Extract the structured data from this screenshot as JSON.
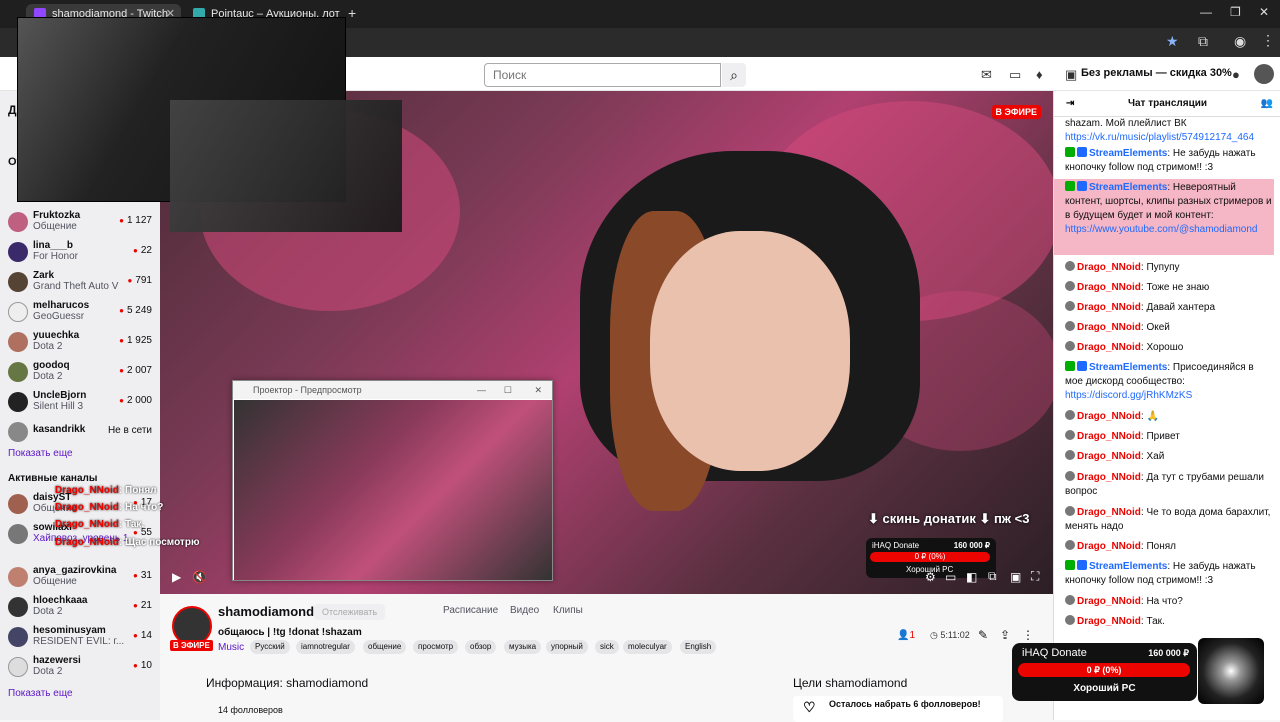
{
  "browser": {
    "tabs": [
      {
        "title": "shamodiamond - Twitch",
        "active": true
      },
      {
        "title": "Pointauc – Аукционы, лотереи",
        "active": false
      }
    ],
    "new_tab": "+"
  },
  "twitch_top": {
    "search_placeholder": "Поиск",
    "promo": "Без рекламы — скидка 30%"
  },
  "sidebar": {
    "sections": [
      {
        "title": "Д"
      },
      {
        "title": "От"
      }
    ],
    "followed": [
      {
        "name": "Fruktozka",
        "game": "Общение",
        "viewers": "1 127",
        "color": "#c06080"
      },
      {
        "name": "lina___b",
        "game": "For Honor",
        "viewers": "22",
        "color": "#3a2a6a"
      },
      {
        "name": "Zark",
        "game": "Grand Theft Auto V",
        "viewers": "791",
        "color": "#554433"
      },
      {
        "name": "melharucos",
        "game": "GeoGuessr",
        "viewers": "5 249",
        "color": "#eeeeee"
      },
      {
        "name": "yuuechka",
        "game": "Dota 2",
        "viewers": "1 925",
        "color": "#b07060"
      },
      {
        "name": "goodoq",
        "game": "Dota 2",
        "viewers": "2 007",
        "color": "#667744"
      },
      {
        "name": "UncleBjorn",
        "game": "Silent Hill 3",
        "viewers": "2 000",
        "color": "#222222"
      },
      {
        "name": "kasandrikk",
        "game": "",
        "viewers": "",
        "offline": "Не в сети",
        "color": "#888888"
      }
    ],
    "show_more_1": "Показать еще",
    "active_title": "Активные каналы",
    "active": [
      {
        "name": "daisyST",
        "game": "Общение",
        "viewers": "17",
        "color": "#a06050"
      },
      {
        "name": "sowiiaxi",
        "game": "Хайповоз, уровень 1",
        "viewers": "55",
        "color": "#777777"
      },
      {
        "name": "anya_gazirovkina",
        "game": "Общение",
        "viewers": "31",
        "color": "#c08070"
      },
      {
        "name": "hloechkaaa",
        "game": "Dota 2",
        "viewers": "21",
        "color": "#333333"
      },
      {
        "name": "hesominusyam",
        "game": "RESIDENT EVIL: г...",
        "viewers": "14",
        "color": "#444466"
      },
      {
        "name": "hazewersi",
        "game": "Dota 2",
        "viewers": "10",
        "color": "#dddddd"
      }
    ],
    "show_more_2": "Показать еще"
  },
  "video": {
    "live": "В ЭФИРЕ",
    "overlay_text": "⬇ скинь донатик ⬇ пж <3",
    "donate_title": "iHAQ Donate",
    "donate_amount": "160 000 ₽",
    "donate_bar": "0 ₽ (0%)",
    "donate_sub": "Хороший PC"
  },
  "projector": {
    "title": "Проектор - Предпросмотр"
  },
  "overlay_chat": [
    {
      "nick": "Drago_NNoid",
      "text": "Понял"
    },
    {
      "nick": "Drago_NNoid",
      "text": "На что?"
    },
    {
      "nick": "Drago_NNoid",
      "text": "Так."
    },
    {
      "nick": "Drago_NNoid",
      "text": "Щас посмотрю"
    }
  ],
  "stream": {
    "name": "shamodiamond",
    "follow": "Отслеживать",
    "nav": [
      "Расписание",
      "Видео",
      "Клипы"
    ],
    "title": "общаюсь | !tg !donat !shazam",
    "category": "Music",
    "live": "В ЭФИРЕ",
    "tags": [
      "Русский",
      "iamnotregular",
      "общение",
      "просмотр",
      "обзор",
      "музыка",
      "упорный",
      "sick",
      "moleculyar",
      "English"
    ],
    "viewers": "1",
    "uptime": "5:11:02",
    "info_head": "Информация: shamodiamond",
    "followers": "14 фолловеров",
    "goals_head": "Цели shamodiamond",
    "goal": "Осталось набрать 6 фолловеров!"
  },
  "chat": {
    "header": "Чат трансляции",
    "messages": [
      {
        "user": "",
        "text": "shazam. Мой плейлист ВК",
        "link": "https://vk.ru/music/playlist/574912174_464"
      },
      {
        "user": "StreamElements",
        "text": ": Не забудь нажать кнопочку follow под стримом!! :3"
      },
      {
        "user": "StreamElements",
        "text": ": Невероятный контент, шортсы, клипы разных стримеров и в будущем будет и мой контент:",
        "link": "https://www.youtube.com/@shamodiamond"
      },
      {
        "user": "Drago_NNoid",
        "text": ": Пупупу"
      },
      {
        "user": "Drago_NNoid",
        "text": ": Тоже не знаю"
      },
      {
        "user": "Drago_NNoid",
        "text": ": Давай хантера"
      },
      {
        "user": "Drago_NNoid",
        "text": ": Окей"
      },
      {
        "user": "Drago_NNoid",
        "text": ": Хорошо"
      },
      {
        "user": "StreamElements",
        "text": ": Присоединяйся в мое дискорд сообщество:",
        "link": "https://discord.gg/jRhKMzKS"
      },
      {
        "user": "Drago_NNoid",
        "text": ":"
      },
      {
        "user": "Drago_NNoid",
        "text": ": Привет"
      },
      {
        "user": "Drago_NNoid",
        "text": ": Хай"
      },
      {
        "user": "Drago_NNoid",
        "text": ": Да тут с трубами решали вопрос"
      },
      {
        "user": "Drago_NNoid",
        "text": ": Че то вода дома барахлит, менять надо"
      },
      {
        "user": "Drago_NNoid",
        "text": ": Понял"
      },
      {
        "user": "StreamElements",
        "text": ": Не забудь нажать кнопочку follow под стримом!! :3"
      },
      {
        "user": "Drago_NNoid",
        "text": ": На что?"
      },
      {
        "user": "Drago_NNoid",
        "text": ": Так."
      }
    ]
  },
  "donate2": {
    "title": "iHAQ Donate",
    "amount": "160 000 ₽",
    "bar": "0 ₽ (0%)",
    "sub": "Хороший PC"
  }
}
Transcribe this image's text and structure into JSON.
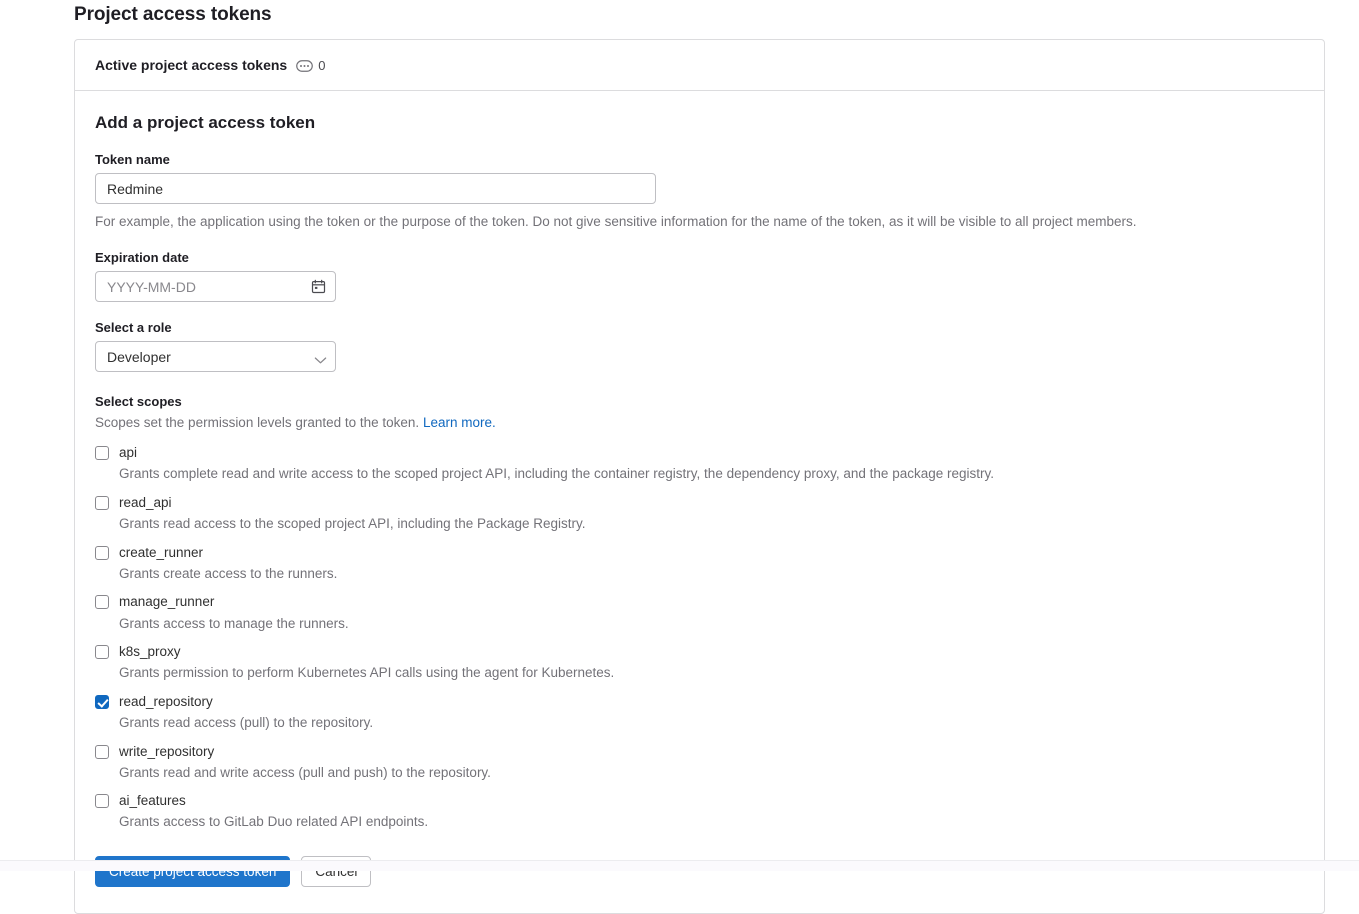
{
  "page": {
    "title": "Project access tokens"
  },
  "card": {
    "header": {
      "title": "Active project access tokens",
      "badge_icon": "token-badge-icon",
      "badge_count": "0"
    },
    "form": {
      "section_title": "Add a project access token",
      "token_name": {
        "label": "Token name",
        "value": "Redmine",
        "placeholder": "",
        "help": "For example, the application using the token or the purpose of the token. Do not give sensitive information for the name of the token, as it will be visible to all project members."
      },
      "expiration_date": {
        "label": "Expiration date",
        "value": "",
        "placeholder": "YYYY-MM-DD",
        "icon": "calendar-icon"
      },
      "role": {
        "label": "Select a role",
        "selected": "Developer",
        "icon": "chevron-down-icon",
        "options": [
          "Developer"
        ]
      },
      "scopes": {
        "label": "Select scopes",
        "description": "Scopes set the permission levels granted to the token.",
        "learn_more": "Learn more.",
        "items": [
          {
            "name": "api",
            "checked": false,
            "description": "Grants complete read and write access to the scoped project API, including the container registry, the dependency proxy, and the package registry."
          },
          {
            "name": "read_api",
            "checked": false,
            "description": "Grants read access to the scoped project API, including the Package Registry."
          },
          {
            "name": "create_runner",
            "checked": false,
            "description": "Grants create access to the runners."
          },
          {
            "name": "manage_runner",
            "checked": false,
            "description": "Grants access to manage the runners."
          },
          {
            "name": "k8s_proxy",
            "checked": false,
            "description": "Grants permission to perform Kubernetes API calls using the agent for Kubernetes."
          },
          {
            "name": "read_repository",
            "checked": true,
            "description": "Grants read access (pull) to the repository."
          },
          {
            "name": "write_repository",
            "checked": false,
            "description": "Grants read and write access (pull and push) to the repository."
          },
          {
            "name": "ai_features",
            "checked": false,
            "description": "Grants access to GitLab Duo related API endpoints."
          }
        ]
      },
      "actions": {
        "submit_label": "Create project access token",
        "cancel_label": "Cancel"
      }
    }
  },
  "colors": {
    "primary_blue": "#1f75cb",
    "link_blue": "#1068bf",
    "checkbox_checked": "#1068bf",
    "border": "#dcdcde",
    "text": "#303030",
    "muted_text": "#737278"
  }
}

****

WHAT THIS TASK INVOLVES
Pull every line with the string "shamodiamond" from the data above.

SOLUTION TO THE PROBLEM
        "title": "shamodiamond - Twitch",
    "name": "shamodiamond",
    "info_head": "Информация: shamodiamond",
    "goals_head": "Цели shamodiamond",
        "link": "https://www.youtube.com/@shamodiamond"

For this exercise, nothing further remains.